SHINE and LbQ making a difference in North East classrooms

Back to: Our impact
In this section: Latest News StoriesCase Studies Twitter

In a classroom filled with children of varying abilities it can be tricky for teaching staff to keep track of who’s struggling.

What if students could be instantly told if their answer is correct and offered guidance if it’s not? And what if their teacher had a live progress report on every child in the class?

In a nutshell, this is what Learning by Questions (LbQ) can offer, through a bank of question sets accessed through a tablet computer app.

SHINE is working with LbQ to bring this innovative teaching resource into the classrooms of 50 North East schools.

We visited one, Lanchester EP Primary School, to find out what pupils and teachers think of the new teaching method.


Learning by Questions is an award-winning tablet computer app, containing thousands of questions written to fit into the school curriculum. The app marks students as they go, giving immediate feedback and allowing teachers to keep track of the whole class and pinpoint any areas of weakness. Children get the chance to have another go at a question if they get it wrong, with tips and advice to help them on the way.
SHINE has teamed up with LbQ to bring the app into the classrooms of 50 schools in the North East.
Those schools will have two teachers equipped with a set of 32 tablet computers, plus a three-year LbQ teacher subscription with access to question sets across all years and subjects. They also receive training and software support.
To find out more about the project, click the link below.

Click here to visit the LbQ website for more information
A pupil at Lanchester using LbQ

Some may frown at the idea of children using tablets rather than paper in a classroom but watching the children of Lanchester EP Primary School taking part in an LbQ lesson, it is striking how energised the room feels.

It is as though the lesson that has been super-charged, with the children able to progress at a faster rate than they would with more conventional methods.

Ask them what they think, and the youngsters are unequivocal.

“I like how Learning by Questions encourages everyone to have a go at it so you know that if you get it wrong, you can always retry it and have another chance to get it right,” says one Lanchester pupil.

“Even if you get an answer wrong, it’s not like a test where you don’t know if you’ve got it wrong or right. You know if you’ve got it wrong so you can keep retrying and retrying,” says another.

“I like Learning by Questions because of the annotating,” adds a third eager student, explaining: “You don’t need to memorise the answer, you can write it down and keep on looking back.”

A fourth child adds: “It’s a lot more fun than just working on a normal piece of paper.”

Mark Stephenson, Year 3 teacher at Lanchester, has taught at this County Durham school for more than two decades.

He is a passionate advocate for LbQ having seen the difference it has made in his classroom.

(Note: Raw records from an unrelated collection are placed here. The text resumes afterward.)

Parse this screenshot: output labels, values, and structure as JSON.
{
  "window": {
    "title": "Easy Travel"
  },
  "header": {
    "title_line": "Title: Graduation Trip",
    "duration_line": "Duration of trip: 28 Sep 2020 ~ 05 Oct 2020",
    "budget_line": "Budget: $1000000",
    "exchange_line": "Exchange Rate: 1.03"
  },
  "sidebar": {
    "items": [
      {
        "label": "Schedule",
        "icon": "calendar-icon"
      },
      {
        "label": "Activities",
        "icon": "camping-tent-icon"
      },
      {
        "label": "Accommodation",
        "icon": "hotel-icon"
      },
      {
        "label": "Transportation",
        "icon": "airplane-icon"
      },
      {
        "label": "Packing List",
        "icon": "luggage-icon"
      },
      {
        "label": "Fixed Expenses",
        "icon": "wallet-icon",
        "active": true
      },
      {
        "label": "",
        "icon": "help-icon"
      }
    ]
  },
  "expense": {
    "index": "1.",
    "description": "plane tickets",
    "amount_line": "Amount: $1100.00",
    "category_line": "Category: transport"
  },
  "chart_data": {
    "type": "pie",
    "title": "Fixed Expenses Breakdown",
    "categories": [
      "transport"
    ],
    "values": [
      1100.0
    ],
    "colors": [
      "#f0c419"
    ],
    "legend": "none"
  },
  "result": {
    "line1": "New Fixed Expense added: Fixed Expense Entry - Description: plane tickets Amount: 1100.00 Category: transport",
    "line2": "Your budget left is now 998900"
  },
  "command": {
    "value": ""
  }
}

“I'd certainly say to anybody, try it, get somebody out, have a look at it, try it yourself, because you will be amazed at just how easy the children pick it up, but also, how easy it is for staff as well.”

Mark Stephenson

“Using Learning by Questions has made the teachers’ job a lot easier,” he says, explaining that LbQ makes it far simpler to ensure all the children are on track during lessons.

“As for the planning side, you’ve got thousands of questions sets already there for you,” he adds.“ The question sets are all matched into your objectives for your year group and it’s very easy to find something that you can then use within your lesson.”

Mr Stephenson’s pupils adapted to the new teaching method very quickly. “The children love the interactive side of it,” he says. “They love the annotation side of it. They love that nobody’s looking over their shoulder, or if they’ve got something wrong, that it’s not the end of the world. They’re quite happy to problem-solve, and work and adapt and try to get the answer right.

Using his own tablet computer, Mr Stephenson can see quickly if the class is struggling on a question. He can then pause the software and talk everyone through it.

“The pause button to bring everybody back in, on task, is a fantastic feature. We love the live feed, as well, so that we can see just who’s doing what and at what question.

“If there’s a particular question that’s caused a problem we can pause it for everybody.

“We can fire questions out to everybody but it also means that we can watch who is doing what particular question and if they’ve got a particular difficulty, we can go straight to that child, so it’s very centred towards their learning rather than the children themselves feeling, maybe, under a little bit of pressure.”

Mr Stephenson says staff who were originally wary, have quickly taken to the new teaching methods.

“At first, it was, ‘oh, this is something that is going to be quite scary’ but as soon as they’ve tried it once they love it and they’ve loved adapting different things for their own use for their class, as well.”

There are still spaces available for schools in the North East to join the SHINE project.

Mr Stephenson says: “I’d certainly say to anybody, try it, get somebody out, have a look at it, try it yourself, because you will be amazed at just how easy the children pick it up, but also, how easy it is for staff as well.”

Schools in the region with a free school meals intake above the national average can apply to participate in the SHINE LbQ programme. Each school will be provided with two classroom sets of subsidised digital tablets in a storage cabinet, KS2/3 software to deliver instant feedback during lessons, training and ongoing support over a three-year period. Click here for more information.